Lesley Parr, Where the River Takes Us, Bloomsbury, April 2023, 320 pp., RRP $16.99 (pbk), ISBN 9781526647771
This is described as a historical novel and, for the early teenage reader, it is. It is set in Wales, in 1974, during the time of the divisive and devastating miners’ strikes.
Jason and his brother are having to manage on their own as their parents are dead, having been killed in an accident. They are struggling with their grief and the poverty that comes from the loss of work during the strike. Money is a constant worry for them so, when a reward is offered for an authenticated photograph of a big cat roaming the valley near where the brothers live, Jason and his friends decide to try to win the reward.
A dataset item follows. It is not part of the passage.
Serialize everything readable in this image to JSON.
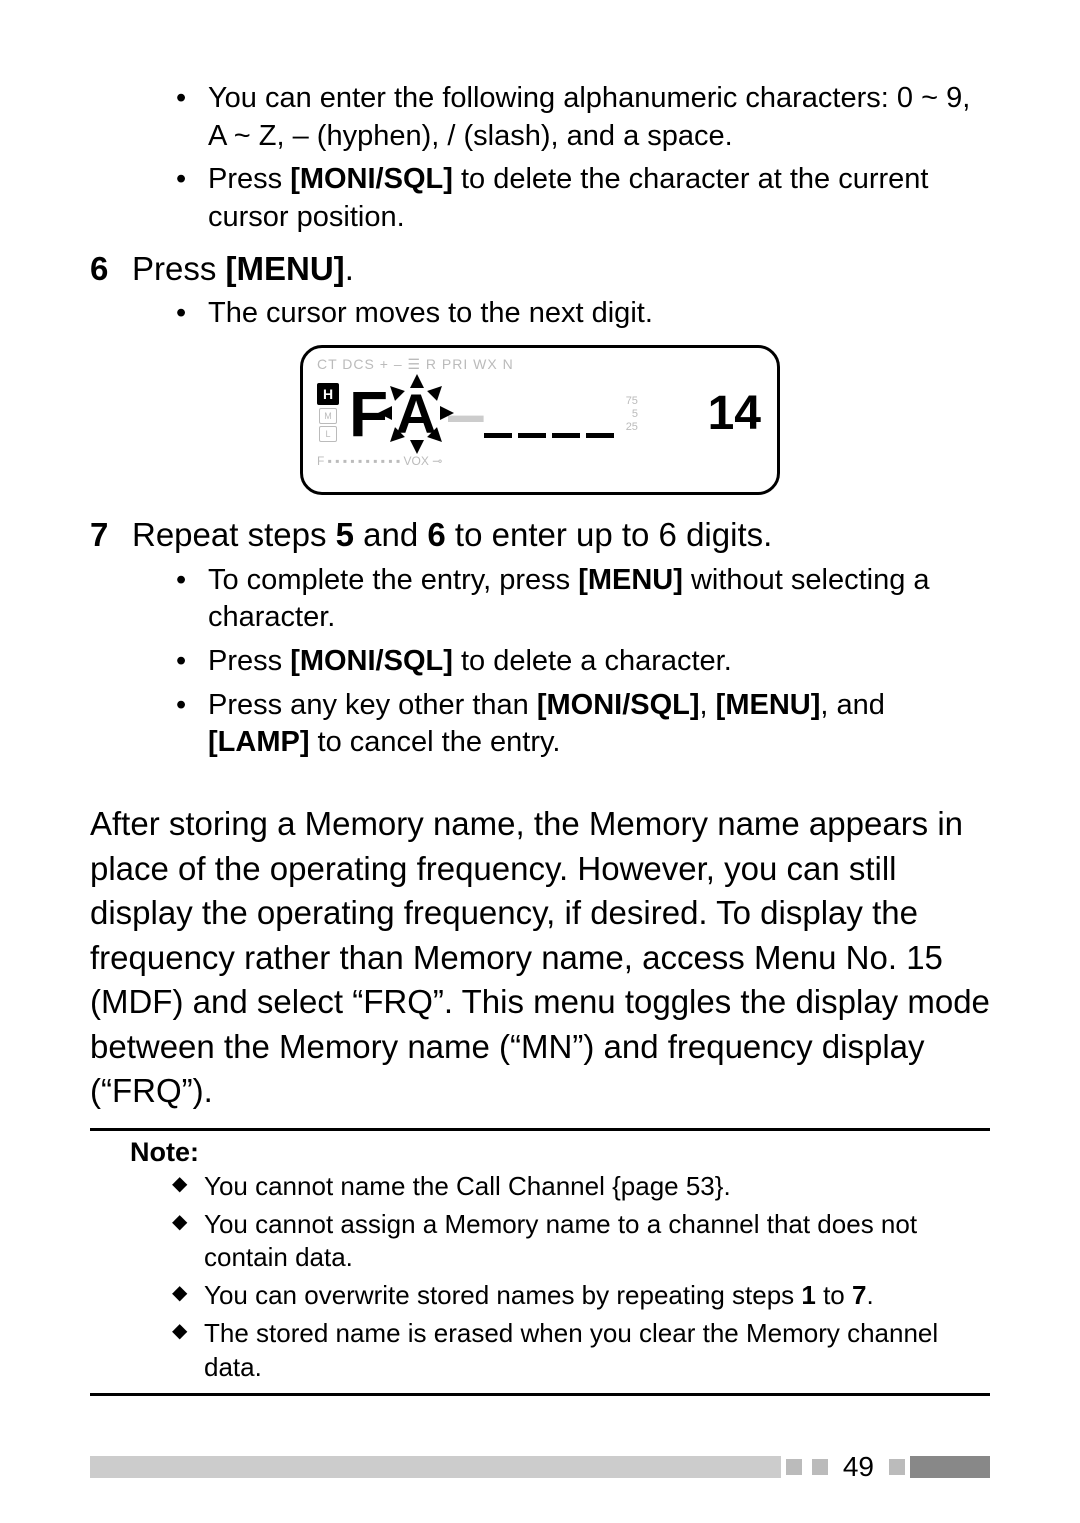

They embark on a kind of quest. It follows the classic pattern of departure, journey, challenges, personal growth, and return. The reward Jason receives, however, is not, for example, money, but the comfort of allowing Aunty Pearl to come and help the two boys cope with the struggles they have been encountering.
On their journey to try to find the cat, Jason and his friends encounter a large bull in a field that they have to cross. They are constantly competing on their journey with two of the bullies from school. They have challenges of losing their food, the difficulties of finding somewhere to sleep – once having to sleep inside a church, something they find rather frightening, losing their map and finding their way. Throughout the journey, Catrin, the only girl in the group, shows great leadership and wins the trust and admiration of one of Jason’s friends who had previously objected to her presence on the expedition. Jason actually does see the big cat when he goes out by himself from the campsite one evening. He is so taken with the magnificence of the animal that he has a kind of epiphany and persuades the others to call off the search and return home.
The Welsh countryside is an integral part of the narrative and there are occasional Welsh spellings and words that add authenticity to the story. This is a gentle kind of adventure that celebrates friendship and loyalty.
Reviewed by Margot Hillel